Objective: Substance use among incarcerated people is prevalent in prisons worldwide. Little is known, however, about the factors associated with substance use during incarceration. Of special interest is the role of childhood abuse and social support on prison-based substance use, as these variables have been found to influence the use of alcohol and drugs in the community.
Method: We used a random sample of 943 male inmates in southeast Spain to estimate the prevalence and pattern of substance use during the past 3 months of incarceration. Using logit modeling techniques, we assessed the relationship between substance use in prison and measures of childhood abuse, social support, and resiliency.
Results: Childhood trauma experiences were most prevalent among mono- and poly-substance-use groups and were strongly associated with prison-based substance use. Social support and resiliency were highest among substance nonusers and served a protective role: Higher levels of external or internal support reduced the likelihood of prison-based substance use.
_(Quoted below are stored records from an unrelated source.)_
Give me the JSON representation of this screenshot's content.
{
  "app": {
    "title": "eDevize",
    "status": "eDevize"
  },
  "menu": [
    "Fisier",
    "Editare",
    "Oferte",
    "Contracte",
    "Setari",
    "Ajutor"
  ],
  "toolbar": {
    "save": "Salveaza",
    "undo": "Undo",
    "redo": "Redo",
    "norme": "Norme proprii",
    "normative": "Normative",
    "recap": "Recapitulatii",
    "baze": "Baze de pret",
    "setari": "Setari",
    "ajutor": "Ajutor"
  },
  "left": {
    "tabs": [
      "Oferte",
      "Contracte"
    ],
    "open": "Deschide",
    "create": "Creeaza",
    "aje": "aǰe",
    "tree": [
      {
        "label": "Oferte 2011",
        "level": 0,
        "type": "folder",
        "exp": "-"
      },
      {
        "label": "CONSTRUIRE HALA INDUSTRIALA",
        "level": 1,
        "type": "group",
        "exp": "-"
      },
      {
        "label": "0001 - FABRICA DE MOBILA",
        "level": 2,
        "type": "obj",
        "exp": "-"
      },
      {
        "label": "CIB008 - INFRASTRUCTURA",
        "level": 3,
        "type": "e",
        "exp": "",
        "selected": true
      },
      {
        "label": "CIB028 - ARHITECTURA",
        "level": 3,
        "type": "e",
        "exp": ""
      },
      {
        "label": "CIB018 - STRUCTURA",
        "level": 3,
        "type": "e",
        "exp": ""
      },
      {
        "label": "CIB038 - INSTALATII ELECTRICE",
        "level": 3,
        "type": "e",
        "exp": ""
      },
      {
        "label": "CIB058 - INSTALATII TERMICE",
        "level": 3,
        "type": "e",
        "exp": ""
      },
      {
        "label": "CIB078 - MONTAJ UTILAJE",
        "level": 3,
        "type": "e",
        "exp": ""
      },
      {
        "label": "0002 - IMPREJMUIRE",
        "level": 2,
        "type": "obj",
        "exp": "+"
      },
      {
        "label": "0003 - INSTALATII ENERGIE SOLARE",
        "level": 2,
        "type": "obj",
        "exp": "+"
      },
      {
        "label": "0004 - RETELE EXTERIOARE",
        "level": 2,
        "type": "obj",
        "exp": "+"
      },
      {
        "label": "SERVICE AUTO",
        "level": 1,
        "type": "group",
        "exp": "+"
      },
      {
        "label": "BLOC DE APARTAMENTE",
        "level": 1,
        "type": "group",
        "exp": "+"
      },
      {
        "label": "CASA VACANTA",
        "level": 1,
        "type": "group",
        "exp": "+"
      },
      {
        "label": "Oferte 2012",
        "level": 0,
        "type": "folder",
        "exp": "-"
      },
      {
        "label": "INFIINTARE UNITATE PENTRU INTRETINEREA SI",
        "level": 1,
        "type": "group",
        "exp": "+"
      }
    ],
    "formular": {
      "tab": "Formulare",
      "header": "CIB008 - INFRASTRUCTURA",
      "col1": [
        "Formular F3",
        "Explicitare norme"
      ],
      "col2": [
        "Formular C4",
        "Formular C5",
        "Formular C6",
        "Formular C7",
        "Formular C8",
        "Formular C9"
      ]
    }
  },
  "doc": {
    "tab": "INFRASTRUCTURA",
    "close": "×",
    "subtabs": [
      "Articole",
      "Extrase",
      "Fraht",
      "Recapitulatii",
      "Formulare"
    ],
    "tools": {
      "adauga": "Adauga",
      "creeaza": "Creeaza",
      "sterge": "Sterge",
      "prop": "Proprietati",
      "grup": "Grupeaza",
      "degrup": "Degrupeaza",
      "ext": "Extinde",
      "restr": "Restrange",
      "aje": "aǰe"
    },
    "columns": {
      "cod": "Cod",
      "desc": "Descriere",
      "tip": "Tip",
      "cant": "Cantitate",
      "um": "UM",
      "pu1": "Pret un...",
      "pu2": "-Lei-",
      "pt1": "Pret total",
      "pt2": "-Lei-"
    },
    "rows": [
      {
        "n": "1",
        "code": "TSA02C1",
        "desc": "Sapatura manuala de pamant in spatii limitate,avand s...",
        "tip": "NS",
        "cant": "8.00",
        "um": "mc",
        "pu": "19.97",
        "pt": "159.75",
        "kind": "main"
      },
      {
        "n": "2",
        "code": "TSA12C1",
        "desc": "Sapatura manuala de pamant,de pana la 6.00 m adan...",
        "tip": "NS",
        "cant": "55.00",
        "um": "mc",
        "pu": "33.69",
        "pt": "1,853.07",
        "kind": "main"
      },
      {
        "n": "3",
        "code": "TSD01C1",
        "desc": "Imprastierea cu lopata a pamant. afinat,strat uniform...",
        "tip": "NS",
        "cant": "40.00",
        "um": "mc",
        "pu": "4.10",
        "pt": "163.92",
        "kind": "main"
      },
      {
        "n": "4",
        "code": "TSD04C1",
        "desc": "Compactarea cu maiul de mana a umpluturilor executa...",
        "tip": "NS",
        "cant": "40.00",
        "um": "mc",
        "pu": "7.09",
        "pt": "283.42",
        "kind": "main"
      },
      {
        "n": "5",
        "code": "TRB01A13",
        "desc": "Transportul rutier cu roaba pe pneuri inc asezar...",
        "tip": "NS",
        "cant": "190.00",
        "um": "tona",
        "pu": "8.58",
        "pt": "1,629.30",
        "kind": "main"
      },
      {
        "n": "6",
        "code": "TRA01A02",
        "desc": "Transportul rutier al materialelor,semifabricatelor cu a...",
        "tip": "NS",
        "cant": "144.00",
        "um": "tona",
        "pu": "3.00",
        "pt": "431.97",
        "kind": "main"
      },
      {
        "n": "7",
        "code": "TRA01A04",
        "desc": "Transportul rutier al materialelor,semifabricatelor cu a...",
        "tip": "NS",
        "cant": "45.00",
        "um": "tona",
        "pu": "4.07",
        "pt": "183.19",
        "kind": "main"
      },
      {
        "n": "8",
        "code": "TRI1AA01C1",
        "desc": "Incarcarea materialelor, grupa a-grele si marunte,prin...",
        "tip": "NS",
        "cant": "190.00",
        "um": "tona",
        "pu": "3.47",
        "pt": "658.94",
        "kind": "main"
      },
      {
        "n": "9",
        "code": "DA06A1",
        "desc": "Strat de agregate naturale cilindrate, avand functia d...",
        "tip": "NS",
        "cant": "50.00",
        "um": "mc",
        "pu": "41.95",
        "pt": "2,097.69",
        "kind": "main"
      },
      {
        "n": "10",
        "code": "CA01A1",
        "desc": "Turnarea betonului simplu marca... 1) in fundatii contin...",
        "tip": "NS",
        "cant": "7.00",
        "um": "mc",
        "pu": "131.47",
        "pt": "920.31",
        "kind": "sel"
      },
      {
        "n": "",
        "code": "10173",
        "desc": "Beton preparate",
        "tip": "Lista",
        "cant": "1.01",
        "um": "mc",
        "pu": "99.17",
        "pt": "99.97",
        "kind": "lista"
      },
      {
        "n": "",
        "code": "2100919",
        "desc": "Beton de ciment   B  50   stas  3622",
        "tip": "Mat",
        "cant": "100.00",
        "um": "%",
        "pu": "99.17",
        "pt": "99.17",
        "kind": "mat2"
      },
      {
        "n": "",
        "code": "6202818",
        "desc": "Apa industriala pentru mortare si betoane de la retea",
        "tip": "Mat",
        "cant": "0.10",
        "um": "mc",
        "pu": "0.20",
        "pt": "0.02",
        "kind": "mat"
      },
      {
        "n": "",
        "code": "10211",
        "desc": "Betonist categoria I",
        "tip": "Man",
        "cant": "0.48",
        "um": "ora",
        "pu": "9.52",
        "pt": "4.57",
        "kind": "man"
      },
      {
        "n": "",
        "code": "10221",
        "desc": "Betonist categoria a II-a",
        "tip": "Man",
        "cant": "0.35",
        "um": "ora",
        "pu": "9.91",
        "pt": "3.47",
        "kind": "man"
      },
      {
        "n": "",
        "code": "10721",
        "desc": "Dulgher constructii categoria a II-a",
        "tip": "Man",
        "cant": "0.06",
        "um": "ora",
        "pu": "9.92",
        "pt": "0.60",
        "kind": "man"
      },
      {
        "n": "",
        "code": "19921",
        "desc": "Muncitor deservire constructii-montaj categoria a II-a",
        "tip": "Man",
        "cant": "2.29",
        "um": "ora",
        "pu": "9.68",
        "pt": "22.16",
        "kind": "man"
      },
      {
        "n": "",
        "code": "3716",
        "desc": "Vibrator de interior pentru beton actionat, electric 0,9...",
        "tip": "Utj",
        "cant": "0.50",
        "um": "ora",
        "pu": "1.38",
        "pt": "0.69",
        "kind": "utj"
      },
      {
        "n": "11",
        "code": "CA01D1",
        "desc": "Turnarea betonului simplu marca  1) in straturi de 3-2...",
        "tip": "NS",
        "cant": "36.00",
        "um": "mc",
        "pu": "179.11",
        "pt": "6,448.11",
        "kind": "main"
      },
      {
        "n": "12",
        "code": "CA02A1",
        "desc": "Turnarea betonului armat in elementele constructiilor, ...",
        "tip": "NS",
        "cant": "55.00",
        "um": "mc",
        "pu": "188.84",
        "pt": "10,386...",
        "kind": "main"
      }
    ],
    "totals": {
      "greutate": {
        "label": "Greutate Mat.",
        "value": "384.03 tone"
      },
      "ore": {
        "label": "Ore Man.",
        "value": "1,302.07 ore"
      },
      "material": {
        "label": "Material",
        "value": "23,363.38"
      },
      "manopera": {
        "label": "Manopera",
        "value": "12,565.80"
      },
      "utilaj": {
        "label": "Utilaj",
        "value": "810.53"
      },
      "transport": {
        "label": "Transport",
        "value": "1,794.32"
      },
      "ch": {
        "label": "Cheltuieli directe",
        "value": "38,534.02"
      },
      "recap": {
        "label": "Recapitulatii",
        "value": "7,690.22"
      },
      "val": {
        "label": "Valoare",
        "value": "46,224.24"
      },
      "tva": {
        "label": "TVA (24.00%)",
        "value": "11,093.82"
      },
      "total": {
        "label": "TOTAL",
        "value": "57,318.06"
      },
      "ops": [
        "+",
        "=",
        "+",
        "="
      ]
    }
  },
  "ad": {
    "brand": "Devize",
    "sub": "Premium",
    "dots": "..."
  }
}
Conclusions: Findings point to the need for additional training for social workers and correctional personnel in understanding patterns of prison-based substance use.